Patients have a right to choose what treatment they get. Doctors are bound to supply enough information about treatment to allow patients to make educated decisions. When physicians fail to get clients’ notified authorization prior to supplying treatment, they may be held liable for malpractice.
Treatment Versus a Client’s Dreams. Doctors might often disagree with clients over the very best strategy. Patients usually have a right to decline treatment, even when medical professionals believe that such a choice is not in the client’s benefits. A common example of this is when a client has religious objections to a proposed course of treatment. When these disputes occur, medical professionals can not offer the treatment without the client’s authorization. Successful treatment will not safeguard the physicians from liability.
The Uninformed Patient. Patients have a right to make choices about their own treatment. However that right is of little worth if they are uninformed about the advantages and dangers of suggested treatment. Therefore, physicians have a responsibility to offer sufficient info to allow their clients to make educated decisions.
For instance, if a physician proposes a surgery to a client and explains the details of the procedure, however fails to point out that the surgical treatment carries a substantial risk of cardiac arrest, that doctor may be liable for malpractice. Notice that the medical professional could be liable even if other fairly qualified doctors would have recommended the surgery in the exact same circumstance. In this case, the doctor’s liability originates from a failure to obtain informed authorization, rather than from an error in treatment or diagnosis.
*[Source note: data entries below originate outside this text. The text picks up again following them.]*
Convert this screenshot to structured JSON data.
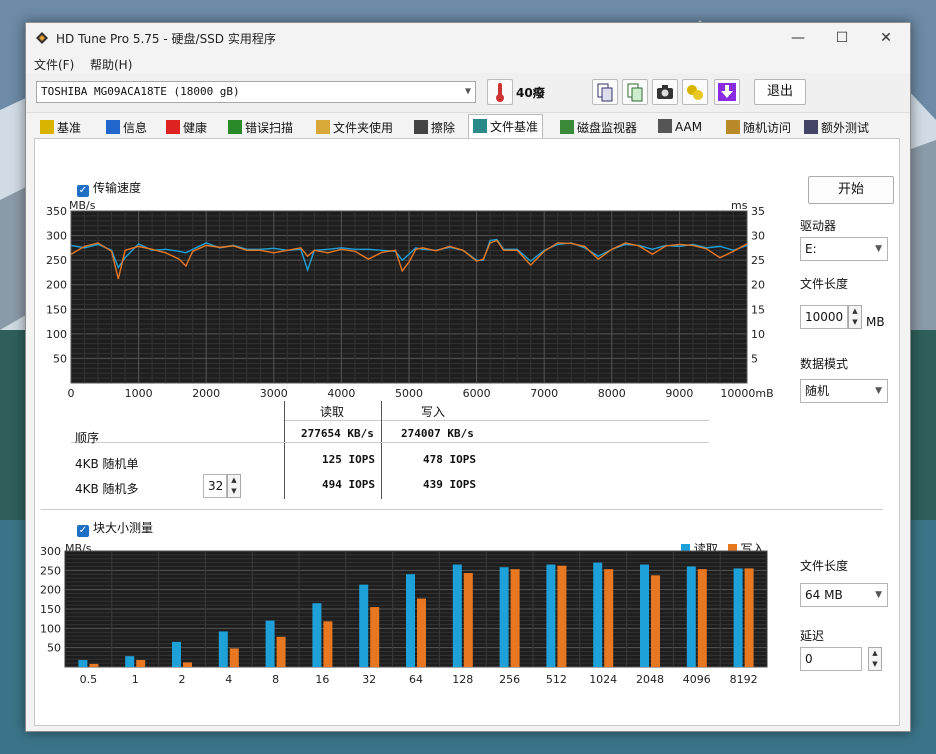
{
  "window": {
    "title": "HD Tune Pro 5.75 - 硬盘/SSD 实用程序",
    "minimize": "—",
    "maximize": "☐",
    "close": "✕"
  },
  "menu": {
    "file": "文件(F)",
    "help": "帮助(H)"
  },
  "toolbar": {
    "drive": "TOSHIBA MG09ACA18TE (18000 gB)",
    "temperature": "40癈",
    "exit_label": "退出",
    "icons": [
      "copy-info-icon",
      "copy-screen-icon",
      "camera-icon",
      "options-icon",
      "download-icon"
    ]
  },
  "tabs": [
    "基准",
    "信息",
    "健康",
    "错误扫描",
    "文件夹使用",
    "擦除",
    "文件基准",
    "磁盘监视器",
    "AAM",
    "随机访问",
    "额外测试"
  ],
  "active_tab": "文件基准",
  "transfer": {
    "checkbox_label": "传输速度",
    "unit_left": "MB/s",
    "unit_right": "ms",
    "y_ticks_left": [
      "350",
      "300",
      "250",
      "200",
      "150",
      "100",
      "50"
    ],
    "y_ticks_right": [
      "35",
      "30",
      "25",
      "20",
      "15",
      "10",
      "5"
    ],
    "x_ticks": [
      "0",
      "1000",
      "2000",
      "3000",
      "4000",
      "5000",
      "6000",
      "7000",
      "8000",
      "9000",
      "10000mB"
    ]
  },
  "results": {
    "col_read": "读取",
    "col_write": "写入",
    "rows": [
      {
        "label": "顺序",
        "read": "277654 KB/s",
        "write": "274007 KB/s"
      },
      {
        "label": "4KB 随机单",
        "read": "125 IOPS",
        "write": "478 IOPS"
      },
      {
        "label": "4KB 随机多",
        "read": "494 IOPS",
        "write": "439 IOPS"
      }
    ],
    "queue_depth": "32"
  },
  "block": {
    "checkbox_label": "块大小测量",
    "unit": "MB/s",
    "legend_read": "读取",
    "legend_write": "写入",
    "y_ticks": [
      "300",
      "250",
      "200",
      "150",
      "100",
      "50"
    ]
  },
  "right_panel": {
    "start": "开始",
    "drive_label": "驱动器",
    "drive_value": "E:",
    "file_len_label": "文件长度",
    "file_len_value": "10000",
    "file_len_unit": "MB",
    "data_mode_label": "数据模式",
    "data_mode_value": "随机",
    "file_len2_label": "文件长度",
    "file_len2_value": "64 MB",
    "delay_label": "延迟",
    "delay_value": "0"
  },
  "chart_data": [
    {
      "type": "line",
      "title": "传输速度",
      "xlabel": "",
      "ylabel": "MB/s",
      "xlim": [
        0,
        10000
      ],
      "ylim": [
        0,
        350
      ],
      "x": [
        0,
        200,
        400,
        600,
        700,
        800,
        1000,
        1200,
        1400,
        1600,
        1700,
        1800,
        2000,
        2200,
        2400,
        2600,
        2800,
        3000,
        3200,
        3400,
        3500,
        3600,
        3800,
        4000,
        4200,
        4400,
        4600,
        4800,
        4900,
        5000,
        5100,
        5200,
        5400,
        5600,
        5800,
        6000,
        6100,
        6200,
        6300,
        6400,
        6600,
        6800,
        7000,
        7200,
        7400,
        7600,
        7800,
        8000,
        8200,
        8400,
        8600,
        8800,
        9000,
        9200,
        9400,
        9600,
        9800,
        10000
      ],
      "series": [
        {
          "name": "读取",
          "color": "#1da1d8",
          "values": [
            280,
            275,
            282,
            270,
            235,
            255,
            283,
            270,
            272,
            268,
            265,
            272,
            285,
            275,
            280,
            272,
            272,
            274,
            270,
            272,
            230,
            270,
            272,
            275,
            272,
            272,
            270,
            268,
            250,
            262,
            275,
            272,
            270,
            276,
            270,
            250,
            250,
            290,
            292,
            272,
            272,
            248,
            270,
            282,
            285,
            275,
            258,
            272,
            282,
            280,
            272,
            280,
            278,
            282,
            275,
            278,
            270,
            280
          ]
        },
        {
          "name": "写入",
          "color": "#e87722",
          "values": [
            262,
            278,
            285,
            268,
            212,
            270,
            278,
            272,
            265,
            252,
            238,
            268,
            280,
            276,
            279,
            270,
            270,
            265,
            270,
            275,
            258,
            270,
            265,
            272,
            268,
            252,
            266,
            270,
            228,
            246,
            272,
            275,
            269,
            278,
            270,
            248,
            252,
            285,
            290,
            270,
            270,
            240,
            268,
            285,
            284,
            278,
            252,
            272,
            285,
            279,
            262,
            279,
            282,
            280,
            273,
            255,
            268,
            283
          ]
        }
      ]
    },
    {
      "type": "bar",
      "title": "块大小测量",
      "xlabel": "",
      "ylabel": "MB/s",
      "ylim": [
        0,
        300
      ],
      "categories": [
        "0.5",
        "1",
        "2",
        "4",
        "8",
        "16",
        "32",
        "64",
        "128",
        "256",
        "512",
        "1024",
        "2048",
        "4096",
        "8192"
      ],
      "series": [
        {
          "name": "读取",
          "color": "#1da1d8",
          "values": [
            18,
            28,
            65,
            92,
            120,
            165,
            213,
            240,
            265,
            258,
            265,
            270,
            265,
            260,
            255
          ]
        },
        {
          "name": "写入",
          "color": "#e87722",
          "values": [
            8,
            18,
            12,
            48,
            78,
            118,
            155,
            177,
            243,
            253,
            262,
            253,
            237,
            253,
            255
          ]
        }
      ]
    }
  ]
}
The Emergency situation Exception. Often medical professionals merely do not have time to get informed approval, or the circumstance makes it unreasonable. Medical malpractice law presumes that patients in immediate requirement of medical care who are incapable of supplying informed consent would grant life-saving treatment if they had the ability to do so. Hence, patients who receive treatment in emergency situation scenarios normally can not sue their medical professionals for failure to acquire informed approval.